The systems can cut down fuel use about 15 percent, and are meant to be used with either natural gas or diesel-powered generators, said Jeff Juergens, director of FlexGen’s oil and gas business.

Oil field generators burn enormous quantities of fuel, especially when engines need bursts of power for such tasks as pulling miles of pipe from a well. The result is a sudden jump in the work rate and a lot of wasted generator fuel, Prueher said.

Engines equipped with the hybrid systems can take supplemental power stored in the ultracapacitors, allowing the generators and engines to work more efficiently, he said.

Read more:

Report: Cheap gas will fuel US manufacturing job surge through 2020

An ample supply of cheap natural gas has ignited a U.S. manufacturing surge projected to expand plant payrolls and drive demand for chemicals, machinery and steel through the end of the decade, according to a report released last week.

Sinking natural gas prices have stung U.S. energy producers, but they are linked to more than 196,000 new manufacturing jobs in major metropolitan areas and a $124 billion boost to sales for energy-intensive products like fabricated metals and plastics, according to a U.S. Conference of Mayors report on the nation’s industrial growth.

The fossil fuel is a central feedstock used in chemical manufacturing plants and steel mills, and since 2007, U.S. oil and gas producers have made it much more accessible by cracking open shale rock that had trapped it for millennia.

Subsequently, industrial sectors have pushed the national economy further in its recovery from the recession that began in 2007, and will probably underpin economic growth through 2020, according to the report, which was prepared by IHS Global Insight.

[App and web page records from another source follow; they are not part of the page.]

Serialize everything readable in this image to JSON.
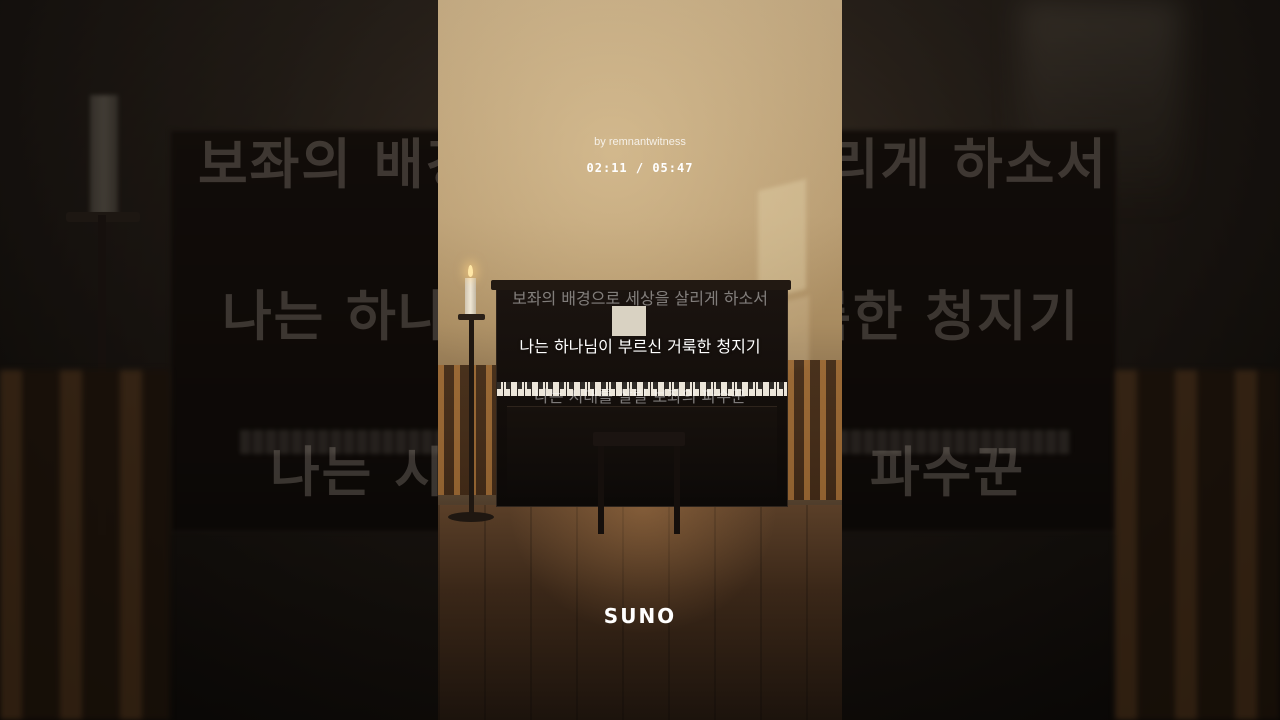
{
  "player": {
    "author": "by remnantwitness",
    "current_time": "02:11",
    "separator": "/",
    "duration": "05:47",
    "time_display": "02:11 / 05:47"
  },
  "lyrics": {
    "previous": "보좌의 배경으로 세상을 살리게 하소서",
    "current": "나는 하나님이 부르신 거룩한 청지기",
    "next": "나는 시대를 살릴 보좌의 파수꾼"
  },
  "backdrop_lyrics": {
    "line1": "보좌의 배경으로 세상을 살리게 하소서",
    "line2": "나는 하나님이 부르신 거룩한 청지기",
    "line3": "나는 시대를 살릴 보좌의 파수꾼"
  },
  "brand": {
    "logo_text": "SUNO"
  },
  "colors": {
    "lyric_active": "#ffffff",
    "lyric_inactive": "rgba(255,255,255,0.45)"
  }
}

Through the end of the decade, manufacturing employment could jump 1 percent each year in the United States, led by fabricated metals, machinery and iron and steel manufacturing, which each grew about 10 percent between 2010 and 2012, the report said.

Read more:

The Weekly Oil and Gas Follies

Each week Forbes contributor David Blackmon outlines the week's silliness, shenanigans, fake news and real news related to the oil and natural gas industry.

Read this week's here:

<< Back to news